Material provided:
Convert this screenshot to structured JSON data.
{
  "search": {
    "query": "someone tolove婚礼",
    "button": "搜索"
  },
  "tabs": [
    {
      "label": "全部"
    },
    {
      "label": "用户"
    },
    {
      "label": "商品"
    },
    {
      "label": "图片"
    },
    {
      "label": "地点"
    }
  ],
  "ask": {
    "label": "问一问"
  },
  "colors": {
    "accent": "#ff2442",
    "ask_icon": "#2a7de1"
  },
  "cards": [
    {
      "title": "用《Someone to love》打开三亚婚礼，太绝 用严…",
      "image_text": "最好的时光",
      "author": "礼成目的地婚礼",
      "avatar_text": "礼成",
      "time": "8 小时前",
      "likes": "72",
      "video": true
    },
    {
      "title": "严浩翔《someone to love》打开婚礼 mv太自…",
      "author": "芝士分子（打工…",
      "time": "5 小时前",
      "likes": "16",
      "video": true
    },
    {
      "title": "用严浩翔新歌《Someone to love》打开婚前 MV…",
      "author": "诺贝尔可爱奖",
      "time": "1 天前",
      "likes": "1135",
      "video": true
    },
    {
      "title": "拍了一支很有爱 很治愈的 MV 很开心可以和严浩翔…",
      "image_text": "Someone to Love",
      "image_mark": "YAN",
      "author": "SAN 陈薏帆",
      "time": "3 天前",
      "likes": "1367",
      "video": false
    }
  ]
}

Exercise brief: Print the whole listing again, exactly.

Result below:
Convert this screenshot to structured JSON data.
{
  "search": {
    "query": "someone tolove婚礼",
    "button": "搜索"
  },
  "tabs": [
    {
      "label": "全部"
    },
    {
      "label": "用户"
    },
    {
      "label": "商品"
    },
    {
      "label": "图片"
    },
    {
      "label": "地点"
    }
  ],
  "ask": {
    "label": "问一问"
  },
  "colors": {
    "accent": "#ff2442",
    "ask_icon": "#2a7de1"
  },
  "cards": [
    {
      "title": "用《Someone to love》打开三亚婚礼，太绝 用严…",
      "image_text": "最好的时光",
      "author": "礼成目的地婚礼",
      "avatar_text": "礼成",
      "time": "8 小时前",
      "likes": "72",
      "video": true
    },
    {
      "title": "严浩翔《someone to love》打开婚礼 mv太自…",
      "author": "芝士分子（打工…",
      "time": "5 小时前",
      "likes": "16",
      "video": true
    },
    {
      "title": "用严浩翔新歌《Someone to love》打开婚前 MV…",
      "author": "诺贝尔可爱奖",
      "time": "1 天前",
      "likes": "1135",
      "video": true
    },
    {
      "title": "拍了一支很有爱 很治愈的 MV 很开心可以和严浩翔…",
      "image_text": "Someone to Love",
      "image_mark": "YAN",
      "author": "SAN 陈薏帆",
      "time": "3 天前",
      "likes": "1367",
      "video": false
    }
  ]
}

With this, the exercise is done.